.- Before Sunday’s Angelus prayer with pilgrims in the courtyard of Castel Gandolfo, Pope Benedict XVI spoke about today’s Gospel, in which Jesus' teaching about his presence in the Eucharist is met with resistance from the Jews and his own disciples. Followers of Christ must respond to his challenging teachings with lifelong commitment instead of trying to adapt his teachings to the fashions of the times, the Pope said.
"The fourth Evangelist,” Pope Benedict explained, “relates the reaction of the people and disciples, shocked by the words of the Lord to the point that many, after having followed him until then, exclaim, ‘This saying is hard, who can accept it?'”

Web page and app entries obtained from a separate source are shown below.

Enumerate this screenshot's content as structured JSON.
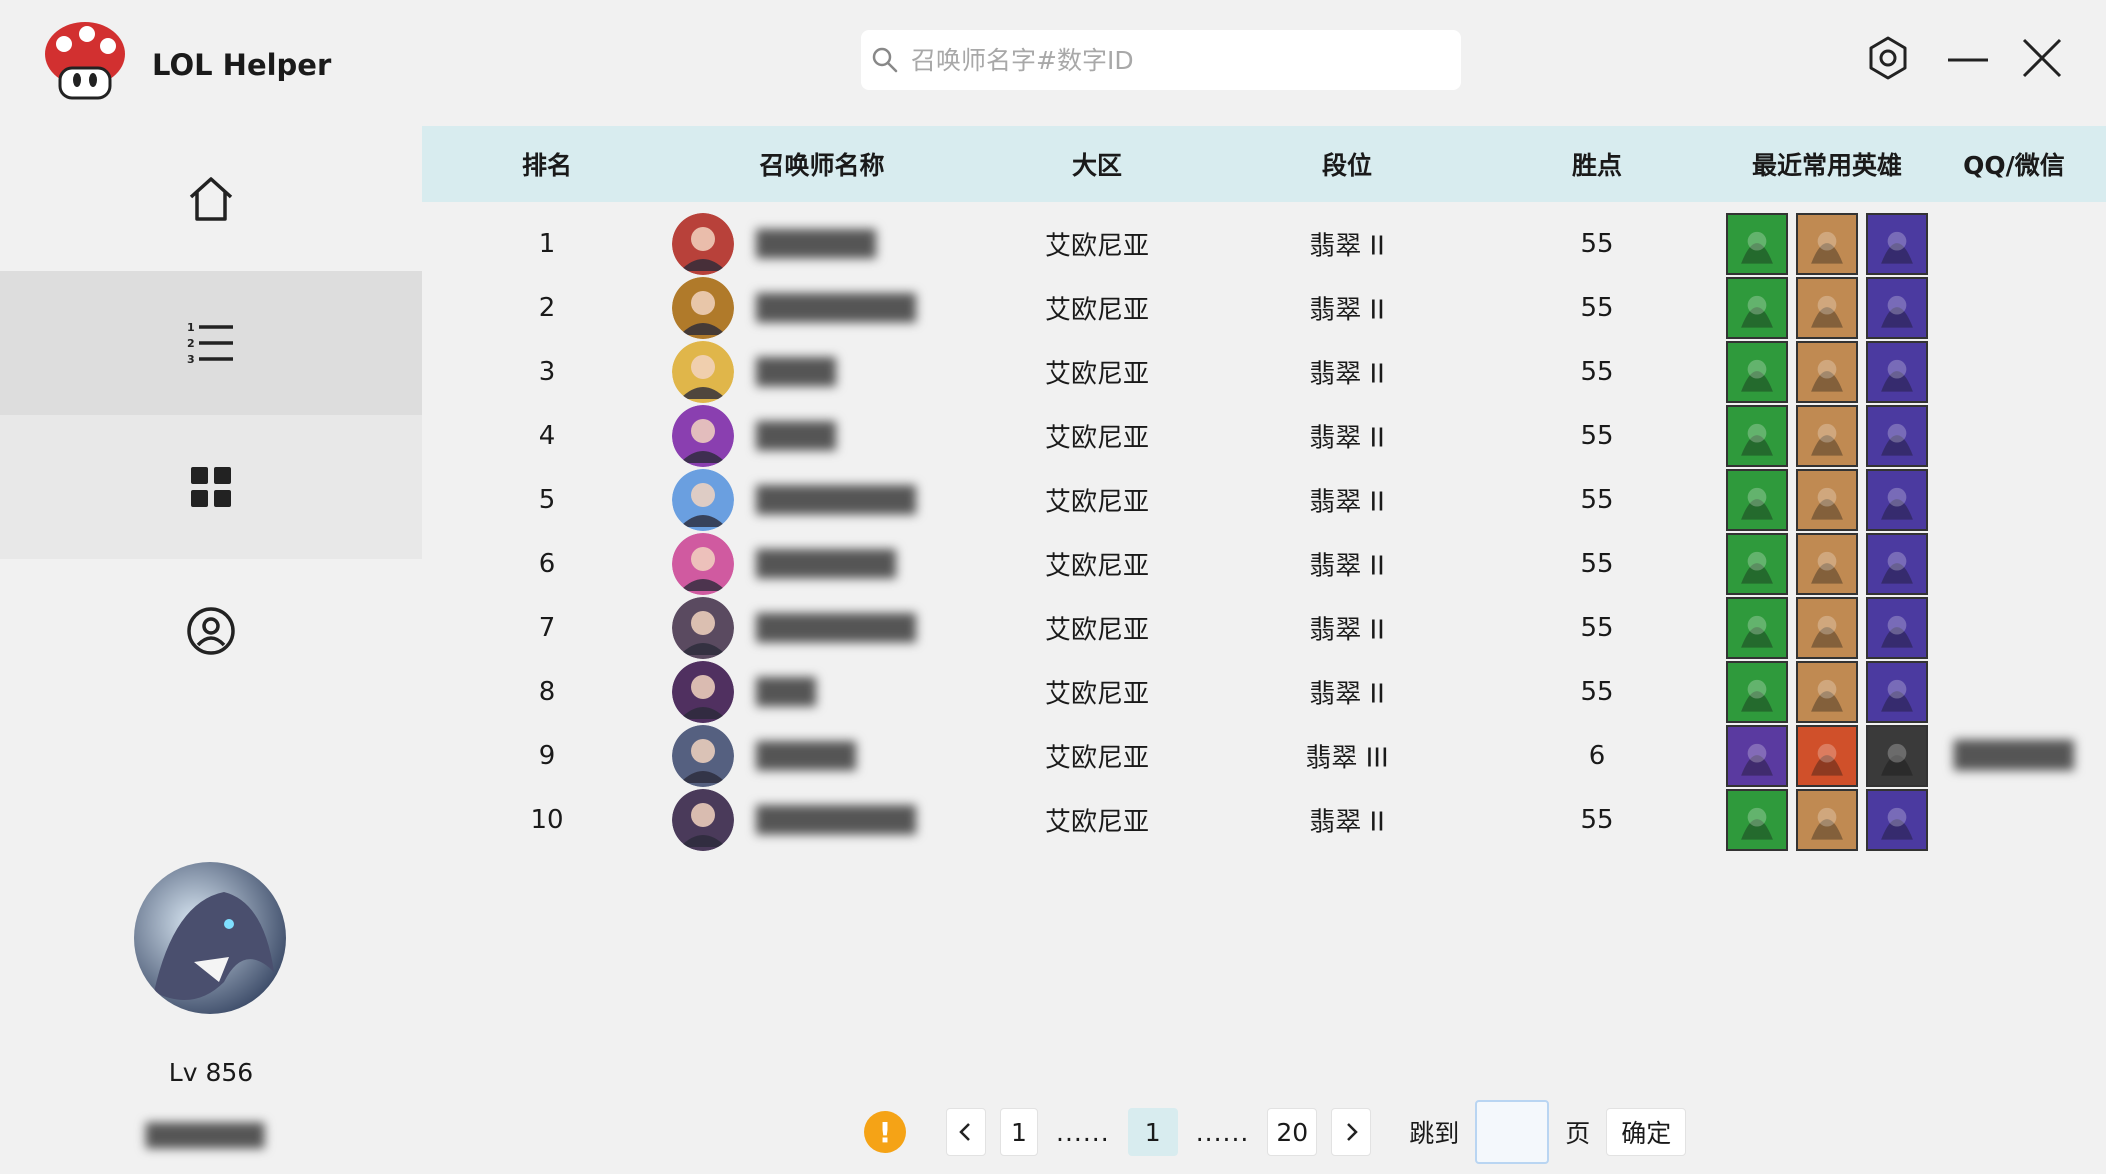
{
  "app": {
    "title": "LOL Helper"
  },
  "search": {
    "placeholder": "召唤师名字#数字ID",
    "value": ""
  },
  "sidebar": {
    "items": [
      {
        "name": "home"
      },
      {
        "name": "ranking-list"
      },
      {
        "name": "apps"
      },
      {
        "name": "user"
      }
    ],
    "active_index": 1
  },
  "profile": {
    "level": "Lv 856",
    "name": "███████"
  },
  "table": {
    "headers": [
      "排名",
      "召唤师名称",
      "大区",
      "段位",
      "胜点",
      "最近常用英雄",
      "QQ/微信"
    ],
    "rows": [
      {
        "rank": "1",
        "name": "██████",
        "region": "艾欧尼亚",
        "tier": "翡翠 II",
        "lp": "55",
        "qq": ""
      },
      {
        "rank": "2",
        "name": "████████",
        "region": "艾欧尼亚",
        "tier": "翡翠 II",
        "lp": "55",
        "qq": ""
      },
      {
        "rank": "3",
        "name": "████",
        "region": "艾欧尼亚",
        "tier": "翡翠 II",
        "lp": "55",
        "qq": ""
      },
      {
        "rank": "4",
        "name": "████",
        "region": "艾欧尼亚",
        "tier": "翡翠 II",
        "lp": "55",
        "qq": ""
      },
      {
        "rank": "5",
        "name": "████████",
        "region": "艾欧尼亚",
        "tier": "翡翠 II",
        "lp": "55",
        "qq": ""
      },
      {
        "rank": "6",
        "name": "███████",
        "region": "艾欧尼亚",
        "tier": "翡翠 II",
        "lp": "55",
        "qq": ""
      },
      {
        "rank": "7",
        "name": "████████",
        "region": "艾欧尼亚",
        "tier": "翡翠 II",
        "lp": "55",
        "qq": ""
      },
      {
        "rank": "8",
        "name": "███",
        "region": "艾欧尼亚",
        "tier": "翡翠 II",
        "lp": "55",
        "qq": ""
      },
      {
        "rank": "9",
        "name": "█████",
        "region": "艾欧尼亚",
        "tier": "翡翠 III",
        "lp": "6",
        "qq": "██████"
      },
      {
        "rank": "10",
        "name": "████████",
        "region": "艾欧尼亚",
        "tier": "翡翠 II",
        "lp": "55",
        "qq": ""
      }
    ],
    "row_avatar_colors": [
      "#b8413a",
      "#b07a2a",
      "#e0b64a",
      "#8a3fb0",
      "#6a9fe0",
      "#d05aa0",
      "#5a4a60",
      "#503060",
      "#556080",
      "#4a3a5a"
    ],
    "champion_sets": [
      [
        "#2f9a3c",
        "#c08a52",
        "#4b3aa0"
      ],
      [
        "#5a3aa0",
        "#d0502a",
        "#3a3a3a"
      ]
    ]
  },
  "pagination": {
    "warning_icon": "!",
    "first": "1",
    "ellipsis": "......",
    "current": "1",
    "last": "20",
    "jump_label": "跳到",
    "page_unit": "页",
    "confirm_label": "确定",
    "jump_value": ""
  },
  "colors": {
    "header_bg": "#d8ecef",
    "active_sidebar": "#dddddd",
    "warning": "#f5a316",
    "accent_border": "#b9d5f2"
  }
}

Benedict XVI continued reading, reciting, “And from that moment on ‘many of his disciples returned to their former way of life and no longer accompanied him.'”

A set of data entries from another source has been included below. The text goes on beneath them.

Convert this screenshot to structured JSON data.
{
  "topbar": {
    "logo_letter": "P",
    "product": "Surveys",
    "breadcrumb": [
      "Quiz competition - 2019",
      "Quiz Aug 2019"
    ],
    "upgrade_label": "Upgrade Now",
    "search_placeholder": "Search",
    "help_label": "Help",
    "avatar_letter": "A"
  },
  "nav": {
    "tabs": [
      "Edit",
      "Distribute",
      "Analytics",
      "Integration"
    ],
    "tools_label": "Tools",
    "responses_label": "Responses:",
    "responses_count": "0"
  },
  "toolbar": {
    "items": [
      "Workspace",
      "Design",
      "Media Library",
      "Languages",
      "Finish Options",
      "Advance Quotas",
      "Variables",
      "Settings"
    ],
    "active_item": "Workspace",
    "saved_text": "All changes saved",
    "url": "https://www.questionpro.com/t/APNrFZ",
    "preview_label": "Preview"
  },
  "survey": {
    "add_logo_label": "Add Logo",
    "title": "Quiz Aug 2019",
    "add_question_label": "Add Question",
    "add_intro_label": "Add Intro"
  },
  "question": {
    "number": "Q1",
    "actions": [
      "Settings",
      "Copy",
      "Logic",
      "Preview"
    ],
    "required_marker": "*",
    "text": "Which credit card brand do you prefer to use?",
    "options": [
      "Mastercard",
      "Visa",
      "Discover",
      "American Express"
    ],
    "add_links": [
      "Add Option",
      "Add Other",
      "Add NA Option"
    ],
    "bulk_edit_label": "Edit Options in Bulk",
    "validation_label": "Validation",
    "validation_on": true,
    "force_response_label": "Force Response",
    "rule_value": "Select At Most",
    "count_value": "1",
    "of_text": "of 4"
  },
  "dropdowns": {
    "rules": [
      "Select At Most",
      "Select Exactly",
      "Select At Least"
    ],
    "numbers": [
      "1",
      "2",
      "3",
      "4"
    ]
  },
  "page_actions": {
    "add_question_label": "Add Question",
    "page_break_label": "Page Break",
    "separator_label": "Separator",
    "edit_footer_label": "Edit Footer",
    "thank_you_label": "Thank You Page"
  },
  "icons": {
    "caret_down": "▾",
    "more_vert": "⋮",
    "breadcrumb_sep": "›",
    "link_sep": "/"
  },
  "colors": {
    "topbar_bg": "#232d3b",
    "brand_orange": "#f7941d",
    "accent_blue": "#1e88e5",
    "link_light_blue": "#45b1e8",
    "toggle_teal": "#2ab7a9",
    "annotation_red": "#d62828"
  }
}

The Pope then noted, “Jesus, however, does not lessen his claim. Indeed, he directly addresses the twelve saying, 'Will you also go away?’”
"This provocative question,” the Pope taught, “is not only addressed to listeners of the time, but to believers and men of every age. Even today, many are shocked by the paradox of the Christian faith.”
Because “Jesus’ teaching seems too hard, too difficult to accept and put into practice,” Pope Benedict observed that, “As a result there are those who reject and abandon Christ, those who attempt to adapt his teachings to the fashions of the times distorting its meaning and value.”
“Will you also go away?' This unsettling provocation resounds in our hearts and awaits a response from each one of us. Jesus in fact is not contented by a merely superficial or formal belonging, an initial and enthusiastic adhesion is not enough for Him. On the contrary, we must take part in 'his thinking and his will' throughout our entire life,” the Holy Father said.
Drawing his words to a close, the Pope said, “Faith is God's gift to man and is, at the same time, man’s free and total trusting of himself to God.” “Docile faith, listening to the word of the Lord, that lamp for our feet, light for our path…We ask the Virgin Mary to keep alive in us this faith steeped in love, which has made her, a humble maiden of Nazareth, Mother of God and mother and model for all believers,” he prayed.
After the Marian prayer, the Pope greeted participants of the lay movement Communion and Liberation, who are gathering for their 30th annual Friendship Among Peoples meeting, which opened today in Rimini, Italy. Commenting on this year's theme, “Knowledge Is Always An Event,” he referred to his recent encyclical “Caritas in Veritate”: “'Learning is not only a material act, because…In all knowledge and in every act of love the human soul experiences something ‘over and above,’ which seems very much like a gift that we receive, or a height to which we are raised.”